§ **TASK BRIEF**
Reproduce each entry below verbatim.

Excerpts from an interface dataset
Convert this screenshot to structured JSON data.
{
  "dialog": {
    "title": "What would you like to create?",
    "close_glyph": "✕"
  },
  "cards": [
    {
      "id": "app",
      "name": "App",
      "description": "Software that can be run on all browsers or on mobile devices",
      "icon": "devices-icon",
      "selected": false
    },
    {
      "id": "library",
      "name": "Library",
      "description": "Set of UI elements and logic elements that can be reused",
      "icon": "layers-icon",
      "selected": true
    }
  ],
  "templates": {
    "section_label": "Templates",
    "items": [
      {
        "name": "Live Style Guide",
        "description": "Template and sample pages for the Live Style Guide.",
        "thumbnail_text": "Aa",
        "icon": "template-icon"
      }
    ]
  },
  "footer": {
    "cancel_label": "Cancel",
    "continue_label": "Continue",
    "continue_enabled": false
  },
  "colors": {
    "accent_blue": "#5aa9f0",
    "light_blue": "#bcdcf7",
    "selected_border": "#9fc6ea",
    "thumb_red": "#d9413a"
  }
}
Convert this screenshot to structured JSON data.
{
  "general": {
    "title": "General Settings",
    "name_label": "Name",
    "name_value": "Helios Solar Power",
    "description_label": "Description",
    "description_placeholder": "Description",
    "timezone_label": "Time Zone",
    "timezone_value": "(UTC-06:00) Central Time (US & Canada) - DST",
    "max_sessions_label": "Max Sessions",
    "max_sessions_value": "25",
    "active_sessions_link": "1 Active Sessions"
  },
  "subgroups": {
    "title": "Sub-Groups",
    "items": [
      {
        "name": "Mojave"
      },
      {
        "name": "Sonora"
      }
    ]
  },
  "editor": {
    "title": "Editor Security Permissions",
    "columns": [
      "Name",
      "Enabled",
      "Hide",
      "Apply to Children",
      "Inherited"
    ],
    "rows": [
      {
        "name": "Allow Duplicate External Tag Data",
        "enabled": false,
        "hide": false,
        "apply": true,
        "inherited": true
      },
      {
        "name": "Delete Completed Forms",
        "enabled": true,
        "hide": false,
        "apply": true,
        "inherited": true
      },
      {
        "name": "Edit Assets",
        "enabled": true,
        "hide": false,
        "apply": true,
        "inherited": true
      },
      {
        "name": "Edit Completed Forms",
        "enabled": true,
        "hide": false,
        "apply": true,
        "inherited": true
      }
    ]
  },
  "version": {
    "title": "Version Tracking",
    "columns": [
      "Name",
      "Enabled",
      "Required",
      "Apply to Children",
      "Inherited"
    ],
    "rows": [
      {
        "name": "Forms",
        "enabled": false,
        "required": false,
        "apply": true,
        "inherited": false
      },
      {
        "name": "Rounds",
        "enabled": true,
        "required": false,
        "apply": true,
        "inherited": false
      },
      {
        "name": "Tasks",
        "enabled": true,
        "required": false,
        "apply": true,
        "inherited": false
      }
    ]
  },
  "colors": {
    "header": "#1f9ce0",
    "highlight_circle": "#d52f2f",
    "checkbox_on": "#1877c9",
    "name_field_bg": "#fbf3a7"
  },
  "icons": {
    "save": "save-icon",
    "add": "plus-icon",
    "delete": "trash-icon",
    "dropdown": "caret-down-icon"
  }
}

§ **WRITTEN ANSWER**
Convert this screenshot to structured JSON data.
{
  "dialog": {
    "title": "What would you like to create?",
    "close_glyph": "✕"
  },
  "cards": [
    {
      "id": "app",
      "name": "App",
      "description": "Software that can be run on all browsers or on mobile devices",
      "icon": "devices-icon",
      "selected": false
    },
    {
      "id": "library",
      "name": "Library",
      "description": "Set of UI elements and logic elements that can be reused",
      "icon": "layers-icon",
      "selected": true
    }
  ],
  "templates": {
    "section_label": "Templates",
    "items": [
      {
        "name": "Live Style Guide",
        "description": "Template and sample pages for the Live Style Guide.",
        "thumbnail_text": "Aa",
        "icon": "template-icon"
      }
    ]
  },
  "footer": {
    "cancel_label": "Cancel",
    "continue_label": "Continue",
    "continue_enabled": false
  },
  "colors": {
    "accent_blue": "#5aa9f0",
    "light_blue": "#bcdcf7",
    "selected_border": "#9fc6ea",
    "thumb_red": "#d9413a"
  }
}
Convert this screenshot to structured JSON data.
{
  "general": {
    "title": "General Settings",
    "name_label": "Name",
    "name_value": "Helios Solar Power",
    "description_label": "Description",
    "description_placeholder": "Description",
    "timezone_label": "Time Zone",
    "timezone_value": "(UTC-06:00) Central Time (US & Canada) - DST",
    "max_sessions_label": "Max Sessions",
    "max_sessions_value": "25",
    "active_sessions_link": "1 Active Sessions"
  },
  "subgroups": {
    "title": "Sub-Groups",
    "items": [
      {
        "name": "Mojave"
      },
      {
        "name": "Sonora"
      }
    ]
  },
  "editor": {
    "title": "Editor Security Permissions",
    "columns": [
      "Name",
      "Enabled",
      "Hide",
      "Apply to Children",
      "Inherited"
    ],
    "rows": [
      {
        "name": "Allow Duplicate External Tag Data",
        "enabled": false,
        "hide": false,
        "apply": true,
        "inherited": true
      },
      {
        "name": "Delete Completed Forms",
        "enabled": true,
        "hide": false,
        "apply": true,
        "inherited": true
      },
      {
        "name": "Edit Assets",
        "enabled": true,
        "hide": false,
        "apply": true,
        "inherited": true
      },
      {
        "name": "Edit Completed Forms",
        "enabled": true,
        "hide": false,
        "apply": true,
        "inherited": true
      }
    ]
  },
  "version": {
    "title": "Version Tracking",
    "columns": [
      "Name",
      "Enabled",
      "Required",
      "Apply to Children",
      "Inherited"
    ],
    "rows": [
      {
        "name": "Forms",
        "enabled": false,
        "required": false,
        "apply": true,
        "inherited": false
      },
      {
        "name": "Rounds",
        "enabled": true,
        "required": false,
        "apply": true,
        "inherited": false
      },
      {
        "name": "Tasks",
        "enabled": true,
        "required": false,
        "apply": true,
        "inherited": false
      }
    ]
  },
  "colors": {
    "header": "#1f9ce0",
    "highlight_circle": "#d52f2f",
    "checkbox_on": "#1877c9",
    "name_field_bg": "#fbf3a7"
  },
  "icons": {
    "save": "save-icon",
    "add": "plus-icon",
    "delete": "trash-icon",
    "dropdown": "caret-down-icon"
  }
}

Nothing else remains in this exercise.